Task requirements |
Across the entries that follow, how many lines have the word "warning" in them? Give only the number.

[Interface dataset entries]
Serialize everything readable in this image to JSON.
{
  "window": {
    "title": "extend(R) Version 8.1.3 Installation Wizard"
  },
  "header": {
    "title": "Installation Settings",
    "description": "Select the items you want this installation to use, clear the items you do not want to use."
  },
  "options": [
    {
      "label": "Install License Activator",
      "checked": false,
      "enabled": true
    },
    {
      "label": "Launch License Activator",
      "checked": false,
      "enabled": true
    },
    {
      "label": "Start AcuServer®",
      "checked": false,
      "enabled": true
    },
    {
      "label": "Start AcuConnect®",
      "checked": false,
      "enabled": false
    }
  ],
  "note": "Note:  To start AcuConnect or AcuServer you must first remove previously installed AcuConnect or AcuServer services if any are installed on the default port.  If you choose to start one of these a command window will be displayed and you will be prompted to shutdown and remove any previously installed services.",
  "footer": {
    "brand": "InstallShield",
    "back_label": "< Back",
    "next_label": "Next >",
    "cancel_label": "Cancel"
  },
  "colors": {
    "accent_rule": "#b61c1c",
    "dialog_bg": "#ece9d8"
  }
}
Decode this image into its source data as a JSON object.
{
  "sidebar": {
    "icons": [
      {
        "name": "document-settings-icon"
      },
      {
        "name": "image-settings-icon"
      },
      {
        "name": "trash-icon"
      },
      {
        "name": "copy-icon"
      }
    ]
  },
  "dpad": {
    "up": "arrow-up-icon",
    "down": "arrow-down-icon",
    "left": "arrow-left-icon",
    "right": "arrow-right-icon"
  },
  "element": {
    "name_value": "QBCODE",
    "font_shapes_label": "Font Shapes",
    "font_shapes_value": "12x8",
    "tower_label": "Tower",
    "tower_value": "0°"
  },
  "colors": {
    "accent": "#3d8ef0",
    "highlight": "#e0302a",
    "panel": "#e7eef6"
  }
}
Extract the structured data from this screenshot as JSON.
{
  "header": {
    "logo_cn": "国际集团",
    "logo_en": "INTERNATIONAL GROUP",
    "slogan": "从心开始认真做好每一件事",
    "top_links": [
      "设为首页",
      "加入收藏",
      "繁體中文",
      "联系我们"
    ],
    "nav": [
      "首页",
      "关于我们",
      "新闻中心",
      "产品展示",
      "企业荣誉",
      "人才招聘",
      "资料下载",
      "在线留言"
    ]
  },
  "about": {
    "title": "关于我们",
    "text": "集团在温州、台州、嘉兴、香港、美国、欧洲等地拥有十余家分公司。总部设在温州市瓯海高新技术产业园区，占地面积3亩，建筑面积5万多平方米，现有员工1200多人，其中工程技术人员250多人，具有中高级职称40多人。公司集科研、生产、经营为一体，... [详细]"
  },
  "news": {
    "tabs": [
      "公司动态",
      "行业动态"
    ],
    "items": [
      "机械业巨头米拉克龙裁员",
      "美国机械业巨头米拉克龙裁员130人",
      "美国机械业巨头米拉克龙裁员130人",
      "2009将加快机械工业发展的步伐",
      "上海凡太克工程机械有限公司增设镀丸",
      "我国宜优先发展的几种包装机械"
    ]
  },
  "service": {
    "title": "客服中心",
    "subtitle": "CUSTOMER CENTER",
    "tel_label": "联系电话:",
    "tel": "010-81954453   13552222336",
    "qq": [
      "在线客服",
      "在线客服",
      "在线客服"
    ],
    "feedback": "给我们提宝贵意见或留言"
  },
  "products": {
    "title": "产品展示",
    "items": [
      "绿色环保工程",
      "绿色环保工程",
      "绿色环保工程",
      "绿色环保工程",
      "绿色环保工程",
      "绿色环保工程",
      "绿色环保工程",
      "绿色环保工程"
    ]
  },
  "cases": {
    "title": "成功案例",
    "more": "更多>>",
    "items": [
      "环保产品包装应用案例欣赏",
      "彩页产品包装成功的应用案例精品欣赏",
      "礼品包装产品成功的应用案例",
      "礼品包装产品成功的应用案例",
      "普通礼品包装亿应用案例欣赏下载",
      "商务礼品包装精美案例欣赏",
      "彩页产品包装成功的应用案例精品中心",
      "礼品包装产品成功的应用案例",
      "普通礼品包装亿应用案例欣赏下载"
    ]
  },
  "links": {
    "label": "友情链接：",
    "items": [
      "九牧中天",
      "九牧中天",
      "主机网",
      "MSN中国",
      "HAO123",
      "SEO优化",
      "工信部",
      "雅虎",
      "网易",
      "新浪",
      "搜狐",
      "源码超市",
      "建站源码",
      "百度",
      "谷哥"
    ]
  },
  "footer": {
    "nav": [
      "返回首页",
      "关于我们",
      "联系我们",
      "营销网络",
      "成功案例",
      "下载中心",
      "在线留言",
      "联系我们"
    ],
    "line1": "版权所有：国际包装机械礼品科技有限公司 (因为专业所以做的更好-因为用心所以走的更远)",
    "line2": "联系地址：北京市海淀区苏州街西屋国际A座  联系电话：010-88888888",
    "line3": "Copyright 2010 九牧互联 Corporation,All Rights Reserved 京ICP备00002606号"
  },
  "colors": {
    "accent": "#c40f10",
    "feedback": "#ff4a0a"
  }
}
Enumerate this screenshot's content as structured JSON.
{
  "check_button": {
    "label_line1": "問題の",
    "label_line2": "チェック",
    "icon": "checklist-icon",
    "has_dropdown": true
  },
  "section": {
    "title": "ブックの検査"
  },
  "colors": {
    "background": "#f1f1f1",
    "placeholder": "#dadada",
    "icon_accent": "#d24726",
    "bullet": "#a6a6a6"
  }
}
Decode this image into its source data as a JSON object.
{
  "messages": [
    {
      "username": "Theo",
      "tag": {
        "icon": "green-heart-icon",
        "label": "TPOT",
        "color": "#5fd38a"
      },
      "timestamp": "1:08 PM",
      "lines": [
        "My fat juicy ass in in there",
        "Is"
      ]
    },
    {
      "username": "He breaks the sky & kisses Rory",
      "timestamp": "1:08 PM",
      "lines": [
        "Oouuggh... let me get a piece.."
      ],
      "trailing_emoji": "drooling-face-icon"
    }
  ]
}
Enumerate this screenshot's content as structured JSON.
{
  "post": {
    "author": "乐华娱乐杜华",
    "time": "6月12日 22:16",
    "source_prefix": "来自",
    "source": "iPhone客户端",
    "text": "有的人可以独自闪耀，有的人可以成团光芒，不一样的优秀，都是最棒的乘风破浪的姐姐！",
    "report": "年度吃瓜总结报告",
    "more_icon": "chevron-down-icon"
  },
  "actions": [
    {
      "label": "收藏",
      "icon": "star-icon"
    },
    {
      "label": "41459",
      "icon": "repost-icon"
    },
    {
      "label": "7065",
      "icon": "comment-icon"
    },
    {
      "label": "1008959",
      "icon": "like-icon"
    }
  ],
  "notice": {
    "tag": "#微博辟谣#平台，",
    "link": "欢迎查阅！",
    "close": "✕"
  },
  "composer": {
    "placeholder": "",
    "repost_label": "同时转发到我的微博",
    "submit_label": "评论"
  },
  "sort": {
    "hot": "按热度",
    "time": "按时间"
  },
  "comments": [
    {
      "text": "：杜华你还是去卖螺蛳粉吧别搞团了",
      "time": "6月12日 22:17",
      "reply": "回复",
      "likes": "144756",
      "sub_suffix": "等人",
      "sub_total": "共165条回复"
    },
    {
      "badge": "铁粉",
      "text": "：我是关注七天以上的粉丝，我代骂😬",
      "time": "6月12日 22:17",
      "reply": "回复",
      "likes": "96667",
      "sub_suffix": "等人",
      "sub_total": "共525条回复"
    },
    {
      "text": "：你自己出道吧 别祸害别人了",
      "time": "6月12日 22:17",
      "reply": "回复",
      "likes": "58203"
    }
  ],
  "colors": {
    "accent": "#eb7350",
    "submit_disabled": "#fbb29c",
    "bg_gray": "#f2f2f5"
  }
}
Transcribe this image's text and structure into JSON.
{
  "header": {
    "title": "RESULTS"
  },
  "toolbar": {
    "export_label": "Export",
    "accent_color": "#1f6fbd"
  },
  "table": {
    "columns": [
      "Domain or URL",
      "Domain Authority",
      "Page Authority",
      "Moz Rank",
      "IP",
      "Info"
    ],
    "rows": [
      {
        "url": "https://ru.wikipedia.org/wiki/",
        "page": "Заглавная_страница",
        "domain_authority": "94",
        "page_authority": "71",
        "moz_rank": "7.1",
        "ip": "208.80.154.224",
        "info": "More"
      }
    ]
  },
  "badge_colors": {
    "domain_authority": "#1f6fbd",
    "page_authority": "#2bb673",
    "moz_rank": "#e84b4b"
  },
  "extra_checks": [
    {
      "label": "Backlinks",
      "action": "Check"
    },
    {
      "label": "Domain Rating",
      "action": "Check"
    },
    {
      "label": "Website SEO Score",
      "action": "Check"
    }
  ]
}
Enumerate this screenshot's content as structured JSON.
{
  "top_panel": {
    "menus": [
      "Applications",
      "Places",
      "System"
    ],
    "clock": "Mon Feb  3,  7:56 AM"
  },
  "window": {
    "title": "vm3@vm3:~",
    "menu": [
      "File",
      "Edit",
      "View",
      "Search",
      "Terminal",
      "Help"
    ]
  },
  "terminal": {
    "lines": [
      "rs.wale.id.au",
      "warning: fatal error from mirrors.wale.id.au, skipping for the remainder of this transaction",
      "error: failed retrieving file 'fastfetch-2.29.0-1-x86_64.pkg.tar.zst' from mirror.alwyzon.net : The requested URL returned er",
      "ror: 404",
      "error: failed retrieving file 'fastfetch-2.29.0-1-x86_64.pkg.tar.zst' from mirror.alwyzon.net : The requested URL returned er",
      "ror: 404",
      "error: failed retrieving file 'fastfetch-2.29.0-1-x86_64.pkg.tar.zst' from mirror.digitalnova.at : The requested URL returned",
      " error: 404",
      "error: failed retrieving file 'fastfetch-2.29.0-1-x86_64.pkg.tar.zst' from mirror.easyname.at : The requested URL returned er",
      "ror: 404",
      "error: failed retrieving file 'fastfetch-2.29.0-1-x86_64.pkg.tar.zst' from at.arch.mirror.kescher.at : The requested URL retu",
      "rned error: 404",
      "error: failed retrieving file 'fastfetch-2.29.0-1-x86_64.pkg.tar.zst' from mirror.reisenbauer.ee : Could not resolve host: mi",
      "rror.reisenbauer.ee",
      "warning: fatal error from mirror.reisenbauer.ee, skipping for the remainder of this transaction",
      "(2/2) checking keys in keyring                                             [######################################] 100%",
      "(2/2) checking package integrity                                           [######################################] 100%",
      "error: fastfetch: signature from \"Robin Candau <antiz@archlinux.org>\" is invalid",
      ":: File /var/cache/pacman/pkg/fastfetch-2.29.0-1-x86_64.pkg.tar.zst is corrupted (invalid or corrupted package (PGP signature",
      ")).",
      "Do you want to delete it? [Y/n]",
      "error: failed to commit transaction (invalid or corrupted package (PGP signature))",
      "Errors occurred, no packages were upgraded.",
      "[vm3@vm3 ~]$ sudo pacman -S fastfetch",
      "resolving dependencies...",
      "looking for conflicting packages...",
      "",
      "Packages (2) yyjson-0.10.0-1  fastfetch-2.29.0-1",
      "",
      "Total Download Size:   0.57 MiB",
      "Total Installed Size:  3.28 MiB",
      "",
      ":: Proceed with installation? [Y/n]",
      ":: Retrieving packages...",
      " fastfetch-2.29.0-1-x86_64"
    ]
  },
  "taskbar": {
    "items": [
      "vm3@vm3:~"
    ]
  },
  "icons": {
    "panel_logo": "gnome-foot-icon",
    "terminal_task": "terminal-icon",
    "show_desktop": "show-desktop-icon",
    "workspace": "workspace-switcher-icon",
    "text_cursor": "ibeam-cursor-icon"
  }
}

Written solution |
2